▶ [Activity] Work through the listing below and state how many of its lines hold the word "应用到所有文件夹". Give no other output.

[Extracted records — start]

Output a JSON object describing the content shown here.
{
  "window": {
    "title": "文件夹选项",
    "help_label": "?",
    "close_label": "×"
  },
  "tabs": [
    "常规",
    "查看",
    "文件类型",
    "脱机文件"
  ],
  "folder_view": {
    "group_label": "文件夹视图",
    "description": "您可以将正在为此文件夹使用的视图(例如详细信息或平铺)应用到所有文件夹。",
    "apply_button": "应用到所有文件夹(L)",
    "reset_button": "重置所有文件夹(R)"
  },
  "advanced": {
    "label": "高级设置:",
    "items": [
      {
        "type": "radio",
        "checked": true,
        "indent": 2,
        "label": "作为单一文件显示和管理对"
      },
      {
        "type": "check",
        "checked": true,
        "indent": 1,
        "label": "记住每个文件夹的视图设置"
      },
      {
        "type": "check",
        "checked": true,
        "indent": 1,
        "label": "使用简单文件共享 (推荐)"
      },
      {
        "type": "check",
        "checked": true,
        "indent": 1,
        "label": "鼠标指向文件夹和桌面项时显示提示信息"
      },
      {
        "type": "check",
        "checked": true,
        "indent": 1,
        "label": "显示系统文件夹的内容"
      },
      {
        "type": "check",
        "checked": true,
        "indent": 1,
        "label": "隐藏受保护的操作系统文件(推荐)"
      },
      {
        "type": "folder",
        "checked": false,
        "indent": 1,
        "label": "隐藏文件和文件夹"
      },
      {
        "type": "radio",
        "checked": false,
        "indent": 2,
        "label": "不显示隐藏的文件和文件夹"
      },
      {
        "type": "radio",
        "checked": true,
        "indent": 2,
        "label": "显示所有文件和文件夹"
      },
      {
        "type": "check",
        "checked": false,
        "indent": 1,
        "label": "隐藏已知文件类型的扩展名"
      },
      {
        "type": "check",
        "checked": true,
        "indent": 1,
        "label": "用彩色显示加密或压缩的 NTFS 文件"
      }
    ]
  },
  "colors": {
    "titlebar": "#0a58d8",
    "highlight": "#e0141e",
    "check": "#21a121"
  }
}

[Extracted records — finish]

▶ [Result for this exercise] 2